If you are considering having a tattoo removed, the first thing to do is to make an appointment with a local physician or dermatologist in order to discuss your wishes. He/she will examine the tattoo, it’s condition and will then determine which method is the best for complete removal. It is important to note that tattoo removal does involve surgery which, in itself, does carry potential risks and side effects. Even the simplest surgery can result in complications, so be sure to consider tattoo removal very carefully. This is why it is so important to make sure that you really want the tattoo before going ahead with it’s application.
In most cases, your physician or dermatologist will be able to give you a step-by-step explanation of how the procedure will be done, how long it will take and what type of recovery you can expect. Understandably, the site of surgery will be tender for some time and will likely result in some type of scarring. However, with time both will lessen until the scarring is minimally visible. The ultimate answer as to the level of scarring will depend on the size of the tattoo. A larger image will result in a larger scar than, for instance, a small butterfly tattoo. As one would expect, certain areas of the body are more sensitive and are therefore more likely to be sensitive to pain.
Once a decision has been made to remove the tattoo, an appointment will be made for the procedure. This may or may not be an outpatient surgery, which will determined by any complications that arise during the procedure, the patient’s overall health and/or the likelihood of an allergic reaction to any medication given. Often, patients are held overnight for observation before being sent home. It is important that patients speak with the surgeon regarding any possible risks associated with the procedure.
The cost of having a tattoo removed can be quite high, especially if the tattoo is large. The majority of health insurance companies will not cover these costs unless the tattoo must be removed for medical/health reasons. Otherwise, the full financial responsibility will be assigned to the patient who must then figure out a way to pay for the surgery. Many hospitals offer a payment plan to those who cannot afford the total cost upfront. Arrangements for any type of payment plan must be made prior to the surgery and must be approved through the hospital’s billing department.
This article is to be used for informational purposes only. The information contained herein is not intended to be used in place of, or in conjunction with, professional medical advice or recommendations for tattoo placement.
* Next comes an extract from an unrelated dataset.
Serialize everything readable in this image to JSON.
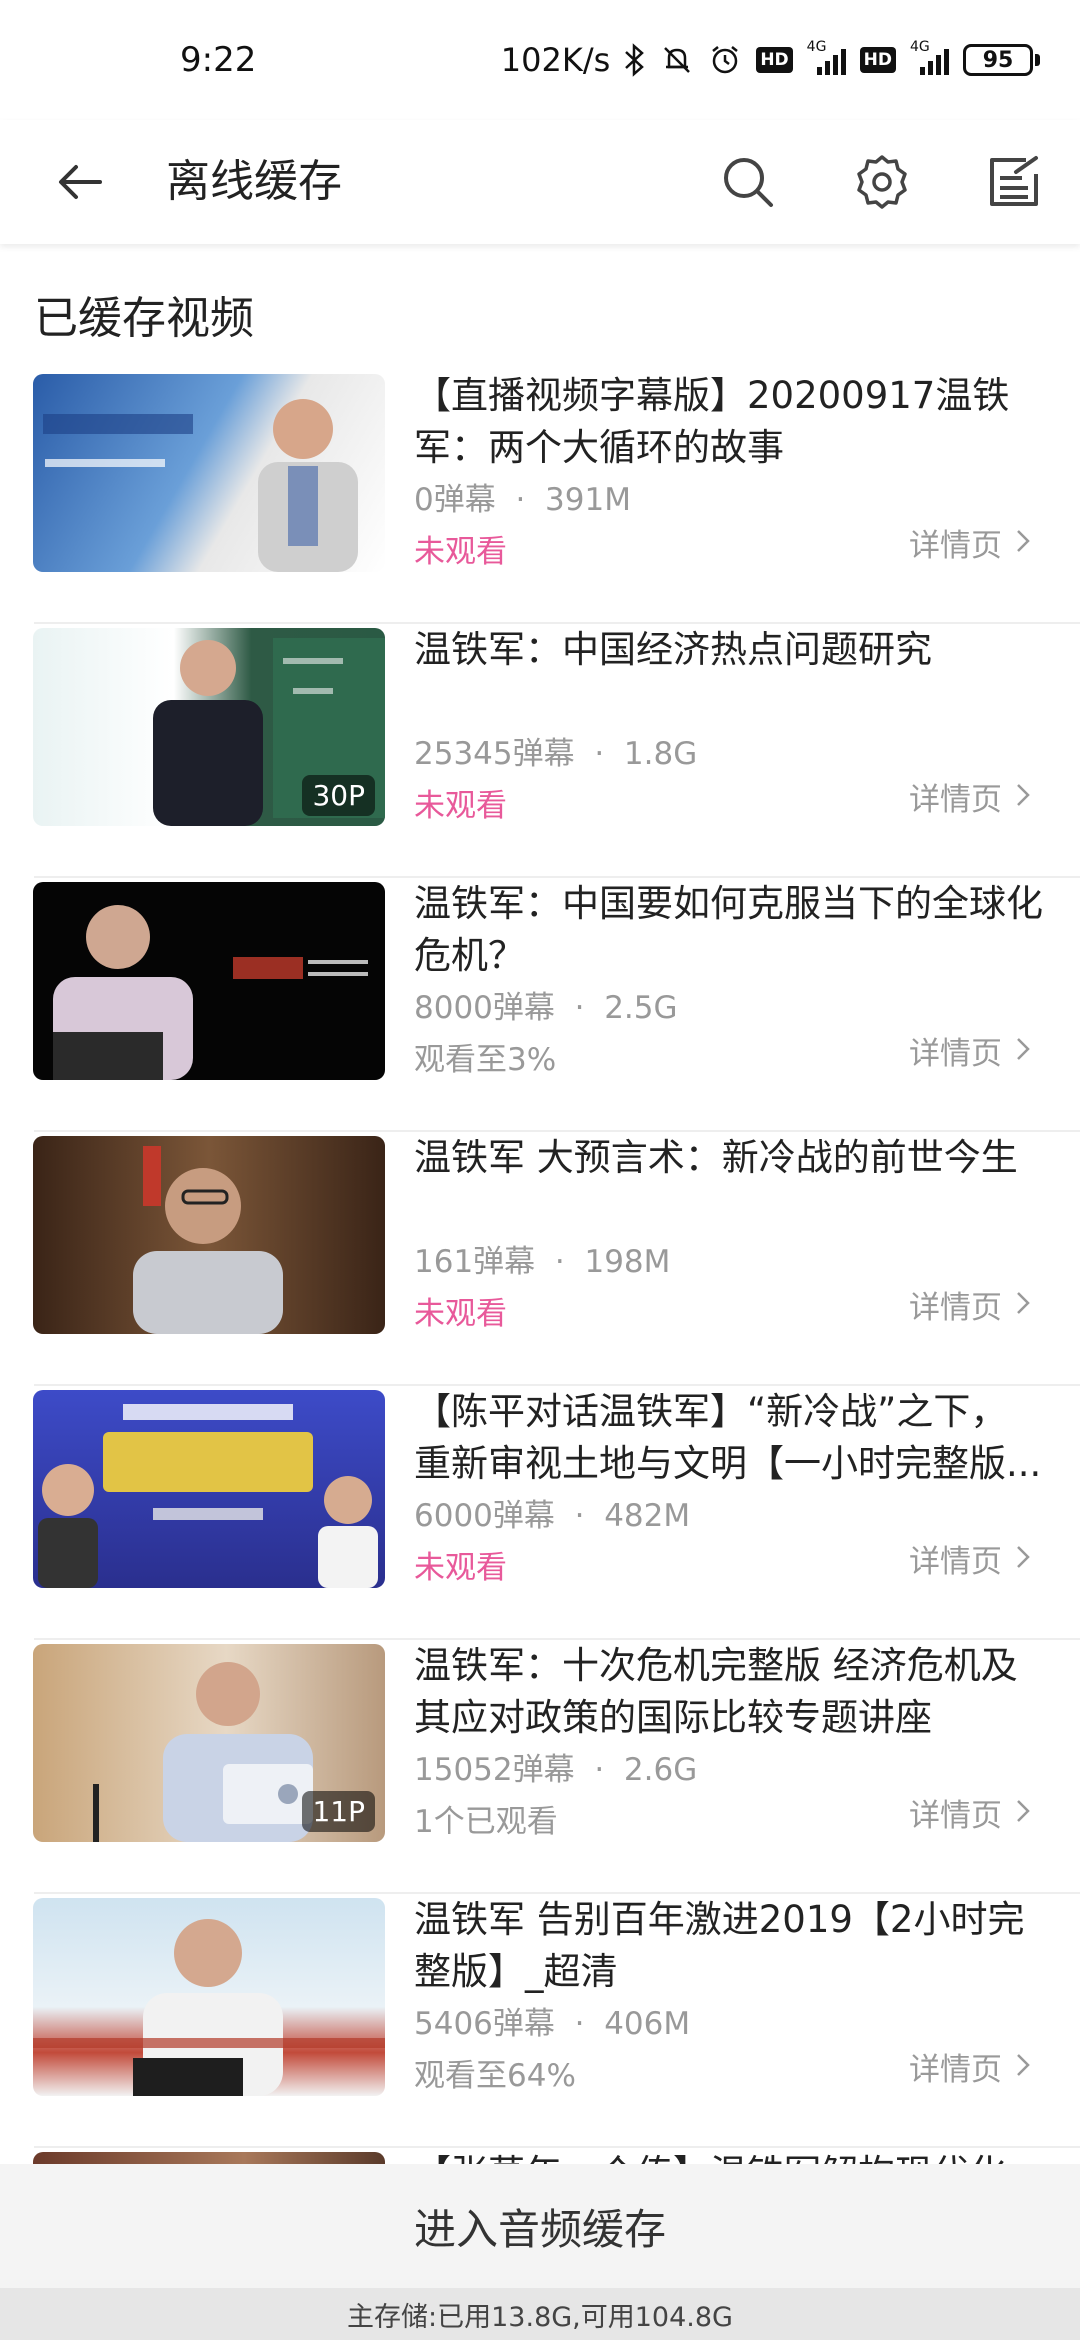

Before deciding on getting a tattoo or having one removed, the patient must consult a licensed medical doctor for medical advice and/or to determine the best course of action for his/her individual healthcare needs.